▶ What to work on: The answer should match the entries below word for word, minus their pictures.

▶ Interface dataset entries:
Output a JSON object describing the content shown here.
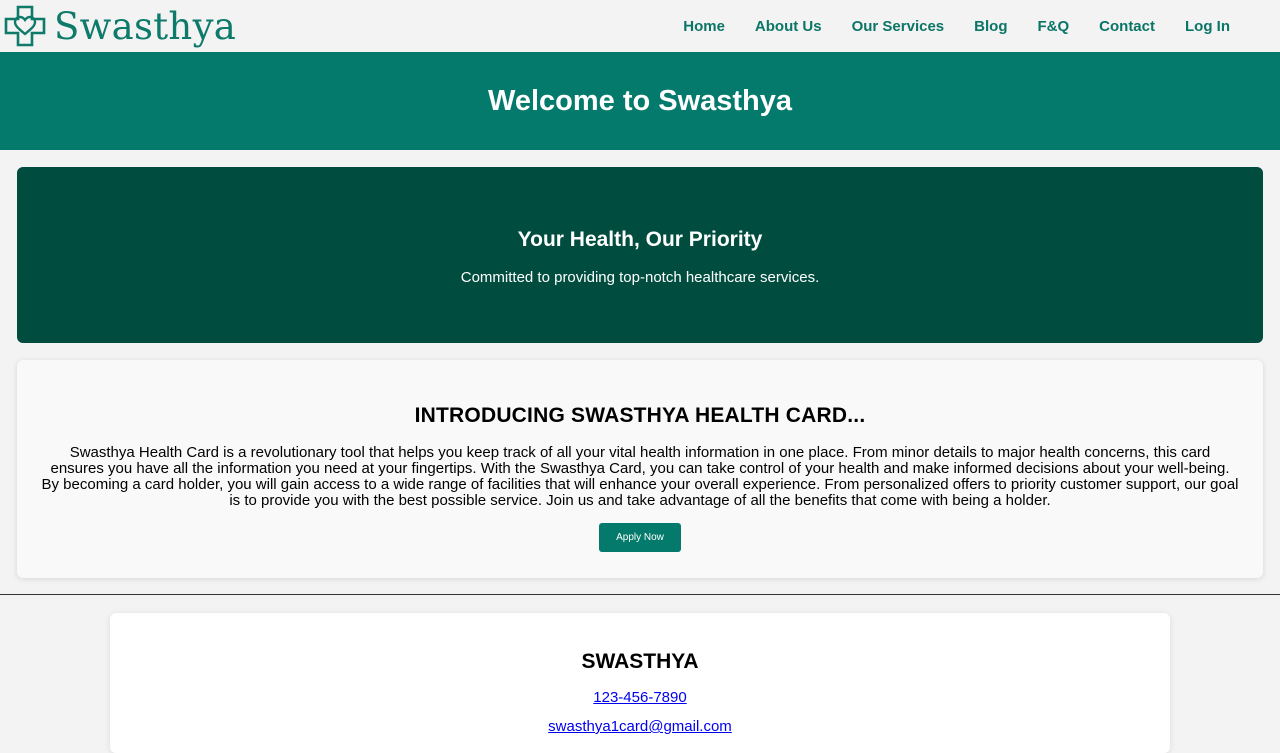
{
  "brand": {
    "name": "Swasthya",
    "logo_icon": "cross-heart-logo-icon",
    "color": "#0d7a6a"
  },
  "nav": {
    "items": [
      "Home",
      "About Us",
      "Our Services",
      "Blog",
      "F&Q",
      "Contact",
      "Log In"
    ]
  },
  "welcome": {
    "title": "Welcome to Swasthya",
    "bg": "#047a6c"
  },
  "hero": {
    "title": "Your Health, Our Priority",
    "subtitle": "Committed to providing top-notch healthcare services.",
    "bg": "#004d40"
  },
  "intro": {
    "title": "INTRODUCING SWASTHYA HEALTH CARD...",
    "body": "Swasthya Health Card is a revolutionary tool that helps you keep track of all your vital health information in one place. From minor details to major health concerns, this card ensures you have all the information you need at your fingertips. With the Swasthya Card, you can take control of your health and make informed decisions about your well-being. By becoming a card holder, you will gain access to a wide range of facilities that will enhance your overall experience. From personalized offers to priority customer support, our goal is to provide you with the best possible service. Join us and take advantage of all the benefits that come with being a holder.",
    "button": "Apply Now"
  },
  "footer": {
    "name": "SWASTHYA",
    "phone": "123-456-7890",
    "email": "swasthya1card@gmail.com"
  }
}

▶ Expected answer:
Output a JSON object describing the content shown here.
{
  "brand": {
    "name": "Swasthya",
    "logo_icon": "cross-heart-logo-icon",
    "color": "#0d7a6a"
  },
  "nav": {
    "items": [
      "Home",
      "About Us",
      "Our Services",
      "Blog",
      "F&Q",
      "Contact",
      "Log In"
    ]
  },
  "welcome": {
    "title": "Welcome to Swasthya",
    "bg": "#047a6c"
  },
  "hero": {
    "title": "Your Health, Our Priority",
    "subtitle": "Committed to providing top-notch healthcare services.",
    "bg": "#004d40"
  },
  "intro": {
    "title": "INTRODUCING SWASTHYA HEALTH CARD...",
    "body": "Swasthya Health Card is a revolutionary tool that helps you keep track of all your vital health information in one place. From minor details to major health concerns, this card ensures you have all the information you need at your fingertips. With the Swasthya Card, you can take control of your health and make informed decisions about your well-being. By becoming a card holder, you will gain access to a wide range of facilities that will enhance your overall experience. From personalized offers to priority customer support, our goal is to provide you with the best possible service. Join us and take advantage of all the benefits that come with being a holder.",
    "button": "Apply Now"
  },
  "footer": {
    "name": "SWASTHYA",
    "phone": "123-456-7890",
    "email": "swasthya1card@gmail.com"
  }
}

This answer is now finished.